#3 Thom and I choose not to have children. I’ve explained part of the reasoning behind this in another post so I won’t go into details. But my mother talked to me about it and admitted that if she had had the choice, she likely would have decided against having children herself. Not all of us want or need children to have a happy and fulfilled life. My mother knew that, but in her day and age women did not have the option if they wanted to marry and have sex. She had five children total, four that survived, and although I never doubted she loved us all, her life was very different than it would have been with either no children or less children. Obviously that has a huge impact on a marriage in both positive and less than positive ways. The good news is that today women and men have a choice—and in my opinion it should be a choice that both people completely agree on in advance.
#4 We share most of the same values and beliefs. This might not be something people have control over and are even able to change if they wanted to, but because Thom and I had so many core values and beliefs that were very similar from the beginning, they just deepened as we went along. While I know my parents shared several of the same values, I’m not as convinced about their deeply held beliefs about life. If possible, I think it’s best to discover these up front before becoming surprised by them a few years into a marriage.
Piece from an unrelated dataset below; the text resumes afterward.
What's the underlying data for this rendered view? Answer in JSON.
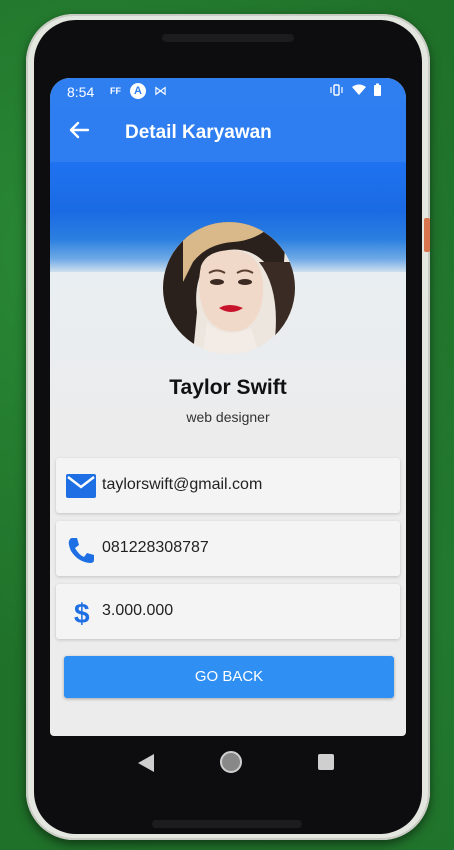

#5 My parents considered divorce but didn’t. What makes Thom and my relationship different from both my parents and his parents is that we never considered divorce. (Both our parents did!) How do I know that was true for us? Because if it had come to that, we would have gone through with it and divorced. As I said in the beginning of this post, we pledged to one another that we would end the relationship rather than stay together and “endure” what we witnessed our parents doing. While some might say that was a fatalistic approach to a relationship, we disagree. To us it was permission to try to create something much more deeply connected than what we had witnessed from our parents and from just about everyone else we encountered. Think about it, if all young people observe are unhappy, dull, lackluster relationships built on duty and obligation, why would anyone want to recreate that in their life? We craved something different and because we were willing to gamble that we could do it—it gave us the courage to stick with our commitment.
Regardless of whether these ideas work for others, I do believe that exploring them with someone before marriage could only be helpful. Several months ago when I wrote a post about what people regret at the end of their life, I was struck by one of the suggestions in terms of relationships. That “tip” was to spend a LOT of time and energy considering the person you marry before you make the commitment. I’ve also read that some women spend way more time planning their big wedding day, than they do considering who or why they are marrying the man in the first place. I can’t say that I was SMART enough to have considered all the implications before Thom and I hooked up way back when. But I’m happy to say that we both knew and considered what we saw in our parents and chose something different. Staying awake and aware when making a big choice like marriage is always SMART!